• **Data supplied**

=== Begin Enclosure ===

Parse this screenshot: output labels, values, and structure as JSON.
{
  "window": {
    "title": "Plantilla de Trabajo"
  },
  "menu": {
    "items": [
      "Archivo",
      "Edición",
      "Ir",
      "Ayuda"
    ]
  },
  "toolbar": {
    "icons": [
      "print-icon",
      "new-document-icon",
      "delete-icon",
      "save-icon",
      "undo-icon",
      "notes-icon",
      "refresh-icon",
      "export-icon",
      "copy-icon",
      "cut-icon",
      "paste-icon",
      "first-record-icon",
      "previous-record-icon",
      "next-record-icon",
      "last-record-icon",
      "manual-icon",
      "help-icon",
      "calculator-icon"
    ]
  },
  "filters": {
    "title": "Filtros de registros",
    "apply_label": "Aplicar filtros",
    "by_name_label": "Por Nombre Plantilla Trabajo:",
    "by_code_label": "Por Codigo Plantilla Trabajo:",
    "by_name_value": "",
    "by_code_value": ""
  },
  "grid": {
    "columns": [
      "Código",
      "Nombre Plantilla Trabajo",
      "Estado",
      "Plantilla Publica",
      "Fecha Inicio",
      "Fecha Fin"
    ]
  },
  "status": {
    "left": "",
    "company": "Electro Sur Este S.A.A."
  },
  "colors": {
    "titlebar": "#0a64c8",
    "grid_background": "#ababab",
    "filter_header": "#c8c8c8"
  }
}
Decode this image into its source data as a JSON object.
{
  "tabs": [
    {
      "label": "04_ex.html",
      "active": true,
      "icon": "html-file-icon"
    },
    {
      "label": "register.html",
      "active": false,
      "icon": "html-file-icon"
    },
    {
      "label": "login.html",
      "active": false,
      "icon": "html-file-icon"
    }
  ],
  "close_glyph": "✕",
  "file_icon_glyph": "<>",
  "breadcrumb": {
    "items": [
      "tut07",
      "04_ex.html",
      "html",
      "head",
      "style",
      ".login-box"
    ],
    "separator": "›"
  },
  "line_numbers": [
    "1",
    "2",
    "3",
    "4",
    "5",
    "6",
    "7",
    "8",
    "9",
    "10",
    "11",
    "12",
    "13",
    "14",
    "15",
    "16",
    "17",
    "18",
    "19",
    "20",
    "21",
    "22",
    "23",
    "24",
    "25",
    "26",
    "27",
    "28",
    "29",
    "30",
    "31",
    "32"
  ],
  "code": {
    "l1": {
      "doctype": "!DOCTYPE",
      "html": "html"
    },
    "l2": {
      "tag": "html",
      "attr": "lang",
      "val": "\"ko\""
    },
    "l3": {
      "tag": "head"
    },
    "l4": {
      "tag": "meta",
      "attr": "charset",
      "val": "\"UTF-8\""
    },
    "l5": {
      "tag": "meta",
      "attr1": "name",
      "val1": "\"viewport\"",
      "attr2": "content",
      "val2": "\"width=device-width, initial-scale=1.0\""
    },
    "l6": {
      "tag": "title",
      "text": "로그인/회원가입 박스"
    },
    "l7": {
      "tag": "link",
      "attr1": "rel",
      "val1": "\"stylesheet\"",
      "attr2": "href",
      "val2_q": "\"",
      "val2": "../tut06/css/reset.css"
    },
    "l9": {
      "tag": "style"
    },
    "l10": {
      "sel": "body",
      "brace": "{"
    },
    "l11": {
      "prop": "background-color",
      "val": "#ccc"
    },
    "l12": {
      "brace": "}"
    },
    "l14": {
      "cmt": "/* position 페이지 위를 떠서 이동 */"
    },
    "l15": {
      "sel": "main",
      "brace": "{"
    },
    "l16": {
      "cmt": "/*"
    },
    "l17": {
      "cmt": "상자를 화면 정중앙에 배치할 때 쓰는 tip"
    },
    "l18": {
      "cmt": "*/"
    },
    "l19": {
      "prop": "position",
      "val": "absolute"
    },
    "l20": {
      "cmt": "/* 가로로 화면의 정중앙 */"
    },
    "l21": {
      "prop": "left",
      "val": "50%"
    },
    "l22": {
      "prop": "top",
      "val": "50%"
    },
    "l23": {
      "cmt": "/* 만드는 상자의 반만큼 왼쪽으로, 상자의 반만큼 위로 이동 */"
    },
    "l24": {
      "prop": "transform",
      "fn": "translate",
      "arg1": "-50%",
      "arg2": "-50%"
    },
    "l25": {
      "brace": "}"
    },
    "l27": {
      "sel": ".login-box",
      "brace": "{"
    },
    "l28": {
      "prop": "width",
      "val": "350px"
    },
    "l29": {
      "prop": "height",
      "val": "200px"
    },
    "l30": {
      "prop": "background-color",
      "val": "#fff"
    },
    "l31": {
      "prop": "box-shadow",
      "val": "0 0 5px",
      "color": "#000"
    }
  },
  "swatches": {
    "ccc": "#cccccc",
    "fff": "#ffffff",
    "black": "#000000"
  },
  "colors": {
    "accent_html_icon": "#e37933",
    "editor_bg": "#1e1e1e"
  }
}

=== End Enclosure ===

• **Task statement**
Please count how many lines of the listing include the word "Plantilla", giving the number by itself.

• **Completed exercise**
5